What motivates you to create courses for professionals?

– I like to have the opportunity to design a course from scratch and try new pedagogical methods. The course I give does not need to be adapted to other courses students have taken or courses in a program. A freedom that is, of course, also a challenge.

What tip would you give someone who never has put together a standalone course?

– Use a clear course structure and start by designing assignments and questions before creating lectures.

What is the biggest challenge in putting together and running a course?

– When it comes to lifelong learning courses, our team uses to talk about trying to create tasks and materials that connect with real needs. It is not always enough to convey knowledge; students also need to be allowed to use and test their knowledge. In practice, we try to integrate case assignments, discussion forums and quizzes where students get an opportunity to test their knowledge – which aligns with lifelong learning.

Text: Anna Gullers, ITM

Read the full interview with Marcus Lithander (ITM website)

Linda Söderlindh portrait


"The connection to working life challenges and enriches"

Engineers' writing and rhetoric courses challenge Linda Söderlindh at the Department of Learning at the ITM School. But they also enrich KTH students at Linda’s regular courses.

What motivates you to create courses for professionals?
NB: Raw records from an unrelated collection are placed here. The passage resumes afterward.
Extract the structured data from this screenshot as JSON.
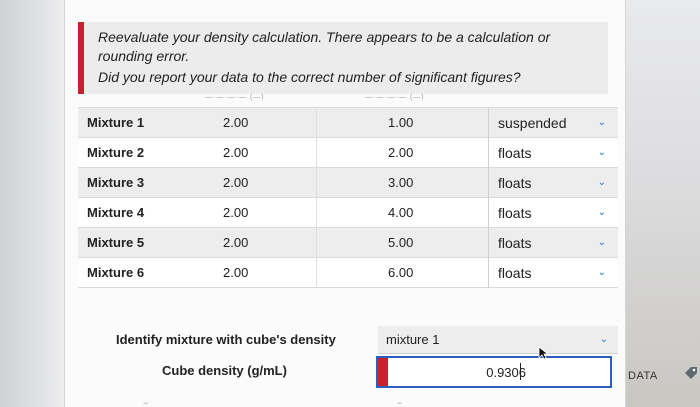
{
  "feedback": {
    "line1": "Reevaluate your density calculation. There appears to be a calculation or",
    "line2": "rounding error.",
    "line3": "Did you report your data to the correct number of significant figures?"
  },
  "table": {
    "rows": [
      {
        "name": "Mixture 1",
        "a": "2.00",
        "b": "1.00",
        "result": "suspended"
      },
      {
        "name": "Mixture 2",
        "a": "2.00",
        "b": "2.00",
        "result": "floats"
      },
      {
        "name": "Mixture 3",
        "a": "2.00",
        "b": "3.00",
        "result": "floats"
      },
      {
        "name": "Mixture 4",
        "a": "2.00",
        "b": "4.00",
        "result": "floats"
      },
      {
        "name": "Mixture 5",
        "a": "2.00",
        "b": "5.00",
        "result": "floats"
      },
      {
        "name": "Mixture 6",
        "a": "2.00",
        "b": "6.00",
        "result": "floats"
      }
    ]
  },
  "identify": {
    "label": "Identify mixture with cube's density",
    "selected": "mixture 1"
  },
  "density": {
    "label": "Cube density (g/mL)",
    "value": "0.9306"
  },
  "data_button": "DATA",
  "colors": {
    "error_red": "#c8202f",
    "focus_blue": "#2c5dbf",
    "chevron_blue": "#2c72c4"
  },
  "icons": {
    "dropdown": "chevron-down-icon",
    "cursor": "mouse-pointer-icon",
    "tag": "tag-icon"
  }
}
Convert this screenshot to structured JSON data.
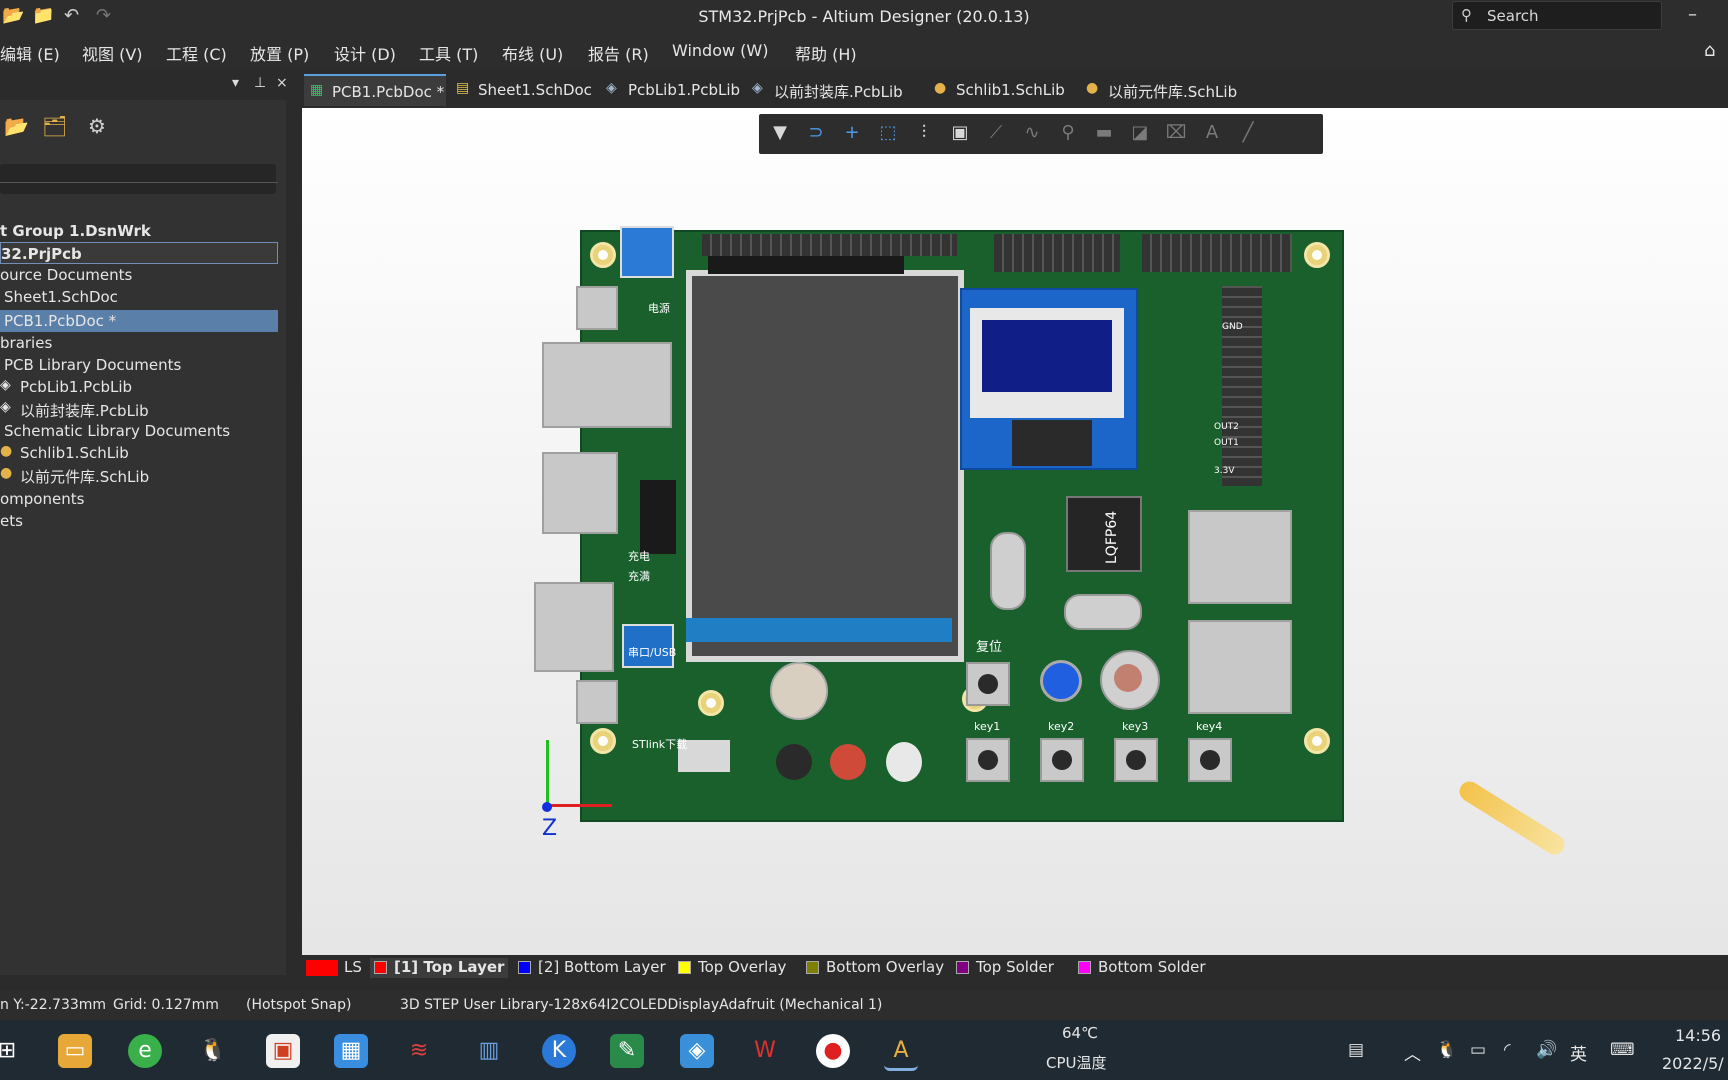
{
  "window": {
    "title": "STM32.PrjPcb - Altium Designer (20.0.13)",
    "search_placeholder": "Search"
  },
  "menu": [
    "编辑 (E)",
    "视图 (V)",
    "工程 (C)",
    "放置 (P)",
    "设计 (D)",
    "工具 (T)",
    "布线 (U)",
    "报告 (R)",
    "Window (W)",
    "帮助 (H)"
  ],
  "panel": {
    "controls": [
      "▾",
      "⊥",
      "×"
    ],
    "search_text": "",
    "tree": [
      {
        "label": "t Group 1.DsnWrk",
        "bold": true
      },
      {
        "label": "32.PrjPcb",
        "bold": true,
        "focus": true
      },
      {
        "label": "ource Documents"
      },
      {
        "label": "Sheet1.SchDoc"
      },
      {
        "label": "PCB1.PcbDoc *",
        "selected": true
      },
      {
        "label": "braries"
      },
      {
        "label": "PCB Library Documents"
      },
      {
        "label": "PcbLib1.PcbLib"
      },
      {
        "label": "以前封装库.PcbLib"
      },
      {
        "label": "Schematic Library Documents"
      },
      {
        "label": "Schlib1.SchLib"
      },
      {
        "label": "以前元件库.SchLib"
      },
      {
        "label": "omponents"
      },
      {
        "label": "ets"
      }
    ]
  },
  "tabs": [
    {
      "label": "PCB1.PcbDoc *",
      "active": true
    },
    {
      "label": "Sheet1.SchDoc"
    },
    {
      "label": "PcbLib1.PcbLib"
    },
    {
      "label": "以前封装库.PcbLib"
    },
    {
      "label": "Schlib1.SchLib"
    },
    {
      "label": "以前元件库.SchLib"
    }
  ],
  "board_labels": {
    "power": "电源",
    "charge": "充电",
    "full": "充满",
    "serial": "串口/USB",
    "reset": "复位",
    "keys": [
      "key1",
      "key2",
      "key3",
      "key4"
    ],
    "chip": "LQFP64",
    "stlink": "STlink下载",
    "axis_z": "Z",
    "gnd": "GND",
    "v33": "3.3V",
    "out2": "OUT2",
    "out1": "OUT1"
  },
  "layers": [
    {
      "label": "LS",
      "color": "#ff0000"
    },
    {
      "label": "[1] Top Layer",
      "color": "#ff0000",
      "active": true
    },
    {
      "label": "[2] Bottom Layer",
      "color": "#0000ff"
    },
    {
      "label": "Top Overlay",
      "color": "#ffff00"
    },
    {
      "label": "Bottom Overlay",
      "color": "#808000"
    },
    {
      "label": "Top Solder",
      "color": "#800080"
    },
    {
      "label": "Bottom Solder",
      "color": "#ff00ff"
    }
  ],
  "status": {
    "coords": "n Y:-22.733mm",
    "grid": "Grid: 0.127mm",
    "snap": "(Hotspot Snap)",
    "info": "3D STEP User Library-128x64I2COLEDDisplayAdafruit (Mechanical 1)"
  },
  "taskbar": {
    "temp": "64℃",
    "temp_label": "CPU温度",
    "ime": "英",
    "time": "14:56",
    "date": "2022/5/"
  }
}
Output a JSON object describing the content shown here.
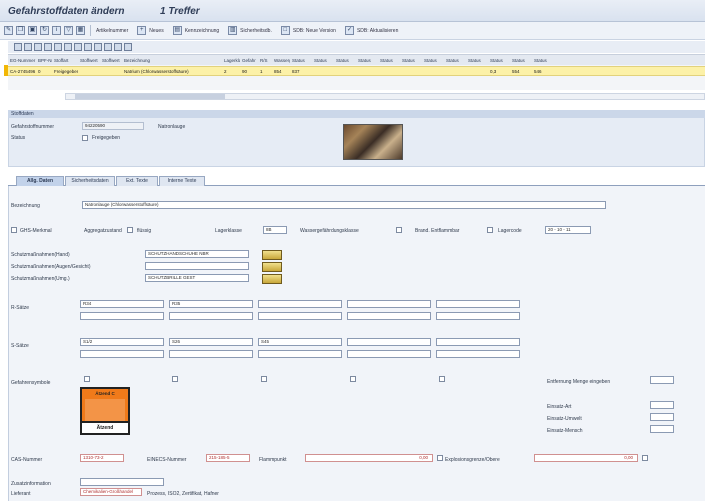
{
  "window": {
    "title": "Gefahrstoffdaten ändern",
    "hits": "1 Treffer"
  },
  "toolbar": {
    "items": [
      "Artikelnummer",
      "Neues",
      "Kennzeichnung",
      "Sicherheitsdb.",
      "SDB: Neue Version",
      "SDB: Aktualisieren"
    ]
  },
  "grid": {
    "headers": [
      "EG-Nummer",
      "BPF-Nr.",
      "Stoffart",
      "Stoffwert",
      "Stoffwert",
      "Bezeichnung",
      "Lagerklasse",
      "Gefahr",
      "R/S",
      "Wassergef.",
      "Status",
      "Status",
      "Status",
      "Status",
      "Status",
      "Status",
      "Status",
      "Status",
      "Status",
      "Status",
      "Status",
      "Status"
    ],
    "row": [
      "CA-2745496",
      "0",
      "Freigegeben",
      "",
      "",
      "Natrium (Chlorwasserstoffsäure)",
      "2",
      "90",
      "1",
      "854",
      "837",
      "",
      "",
      "",
      "",
      "",
      "",
      "",
      "",
      "0,3",
      "554",
      "546"
    ]
  },
  "header_section": {
    "title": "Stoffdaten",
    "label_number": "Gefahrstoffnummer",
    "number_value": "94220590",
    "name_label": "Natronlauge",
    "label_status": "Status",
    "status_value": "Freigegeben"
  },
  "tabs": [
    "Allg. Daten",
    "Sicherheitsdaten",
    "Ext. Texte",
    "Interne Texte"
  ],
  "main": {
    "label_bezeichnung": "Bezeichnung",
    "bezeichnung_value": "Natronlauge (Chlorwasserstoffsäure)",
    "label_gefahrstoff": "GHS-Merkmal",
    "label_aggregat": "Aggregatzustand",
    "aggregat_value": "flüssig",
    "label_lagerklasse": "Lagerklasse",
    "lagerklasse_value": "8B",
    "label_wassergef": "Wassergefährdungsklasse",
    "label_brand": "Brand. Entflammbar",
    "label_lagercode": "Lagercode",
    "lagercode_value": "20 - 10 - 11",
    "label_schutz1": "Schutzmaßnahmen(Hand)",
    "schutz1_value": "SCHUTZHANDSCHUHE NBR",
    "label_schutz2": "Schutzmaßnahmen(Augen/Gesicht)",
    "label_schutz3": "Schutzmaßnahmen(Umg.)",
    "schutz3_value": "SCHUTZBRILLE GEST",
    "label_rsaetze": "R-Sätze",
    "r_values": [
      "R34",
      "R35",
      "",
      "",
      "",
      ""
    ],
    "label_ssaetze": "S-Sätze",
    "s_values": [
      "S1/2",
      "S26",
      "S45",
      "",
      "",
      ""
    ],
    "label_symbole": "Gefahrensymbole",
    "symbol_top": "Ätzend C",
    "symbol_bottom": "Ätzend",
    "label_entfernung": "Entfernung Menge eingeben",
    "label_einsatz1": "Einsatz-Art",
    "label_einsatz2": "Einsatz-Umwelt",
    "label_einsatz3": "Einsatz-Mensch",
    "label_cas": "CAS-Nummer",
    "cas_value": "1310-73-2",
    "label_einecs": "EINECS-Nummer",
    "einecs_value": "215-185-5",
    "label_flammpunkt": "Flammpunkt",
    "flammpunkt_value": "0,00",
    "label_explosion": "Explosionsgrenze/Obere",
    "explosion_value": "0,00",
    "label_zusatz": "Zusatzinformation",
    "label_lieferant": "Lieferant",
    "lieferant_value": "Chemikalien-Großhandel",
    "lieferant_extra": "Prozess, ISO2, Zertifikat, Hafner"
  }
}
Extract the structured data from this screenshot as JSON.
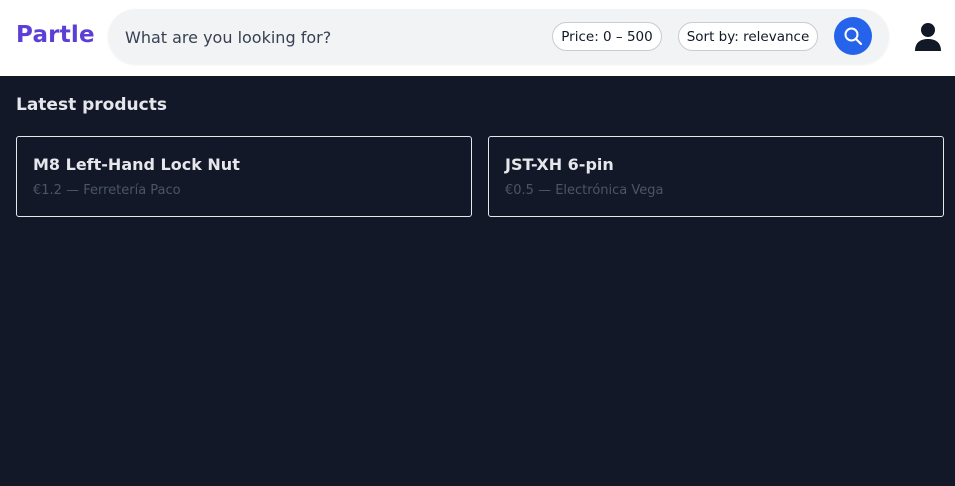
{
  "header": {
    "logo": "Partle",
    "search": {
      "placeholder": "What are you looking for?",
      "value": ""
    },
    "price_filter_label": "Price: 0 – 500",
    "sort_label": "Sort by: relevance",
    "search_icon": "search-icon",
    "user_icon": "user-icon"
  },
  "main": {
    "section_title": "Latest products",
    "products": [
      {
        "name": "M8 Left-Hand Lock Nut",
        "meta": "€1.2 — Ferretería Paco"
      },
      {
        "name": "JST-XH 6-pin",
        "meta": "€0.5 — Electrónica Vega"
      }
    ]
  },
  "colors": {
    "brand": "#5b3fd6",
    "accent": "#2563eb",
    "background": "#121828"
  }
}
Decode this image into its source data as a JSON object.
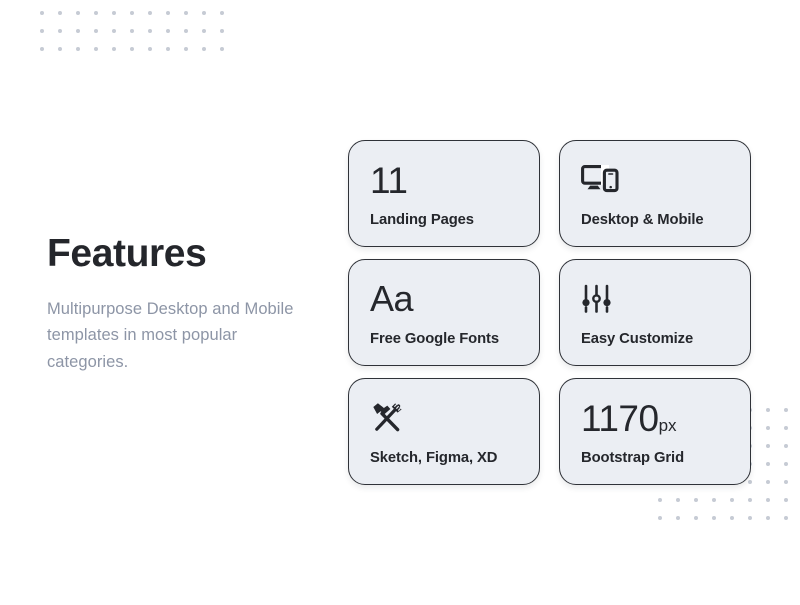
{
  "page": {
    "background_color": "#ffffff",
    "accent_dot_color": "#c6cbd4",
    "card_fill_color": "#ebeef3",
    "card_border_color": "#2f3238",
    "text_color": "#25272c",
    "muted_text_color": "#8d95a6"
  },
  "intro": {
    "title": "Features",
    "subtitle": "Multipurpose Desktop and Mobile templates in most popular categories."
  },
  "decor": {
    "dots_top_left": {
      "columns": 11,
      "rows": 3
    },
    "dots_bottom_right": {
      "columns": 8,
      "rows": 7
    }
  },
  "features": [
    {
      "visual_kind": "number",
      "value": "11",
      "unit": "",
      "icon": "",
      "label": "Landing Pages"
    },
    {
      "visual_kind": "icon",
      "value": "",
      "unit": "",
      "icon": "desktop-mobile-icon",
      "label": "Desktop & Mobile"
    },
    {
      "visual_kind": "glyph",
      "value": "Aa",
      "unit": "",
      "icon": "",
      "label": "Free Google Fonts"
    },
    {
      "visual_kind": "icon",
      "value": "",
      "unit": "",
      "icon": "sliders-icon",
      "label": "Easy Customize"
    },
    {
      "visual_kind": "icon",
      "value": "",
      "unit": "",
      "icon": "hammer-wrench-icon",
      "label": "Sketch, Figma, XD"
    },
    {
      "visual_kind": "number",
      "value": "1170",
      "unit": "px",
      "icon": "",
      "label": "Bootstrap Grid"
    }
  ]
}
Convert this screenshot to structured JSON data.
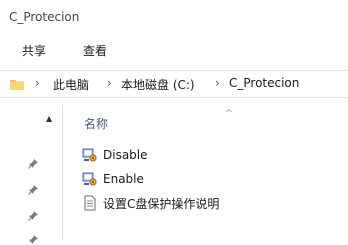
{
  "window": {
    "title": "C_Protecion"
  },
  "ribbon": {
    "tabs": [
      "共享",
      "查看"
    ]
  },
  "address": {
    "crumbs": [
      "此电脑",
      "本地磁盘 (C:)",
      "C_Protecion"
    ]
  },
  "file_list": {
    "column_name": "名称",
    "files": [
      {
        "name": "Disable",
        "icon": "batch-file-icon"
      },
      {
        "name": "Enable",
        "icon": "batch-file-icon"
      },
      {
        "name": "设置C盘保护操作说明",
        "icon": "text-file-icon"
      }
    ]
  },
  "colors": {
    "folder": "#f4c14f",
    "header_text": "#4c607a"
  }
}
”I like the challenge of finding new perspectives on my teaching. Professionals also have a lot of practical experience that will be used in the discussions during the course. They ask other questions and can also relate theory and practice to real-life workplace situations. Since the participants also have different experiences, the discussions will be extra fun and challenging for me as a teacher. This also enriches my “ordinary” teaching. I use many examples from my further training courses for programme students at KTH. They always appreciate these links with working life.”

Why have you initiated these courses?

A degree does not mean you stop learning things; quite the opposite. Most of us, and perhaps professional engineers, need skills development and further training in relevant areas. Communication in speech and writing are essential skills for all engineers. Many may not have been able to develop these skills during their studies or face different demands in their working lives than those made during their education. That is why we need to provide courses that are also relevant for engineers.

What is the biggest challenge in putting together and running a course?

”These require a little different preparation than you might be used to. For example, participants may never have seen a learning platform like Canvas before, which requires more information for participants from your side. It can also be difficult at first to adapt the course to the target group because you do not know in advance who will apply. But that is also what is fun.”

”Practical things also require a little more, or different, planning. For example, the number of places in the courses must be decided in advance. Think through how many participants you want, as it is challenging to add more later, even if there is significant demand. It is also challenging to get a schedule that suits all participants. You have to try it out. Also, ensure that the course administration knows what kind of course it is; that can make it easier for you and the participants.”

 Text: Anna Gullers, ITM

Read the full interview with Linda Söderlindh (ITM website)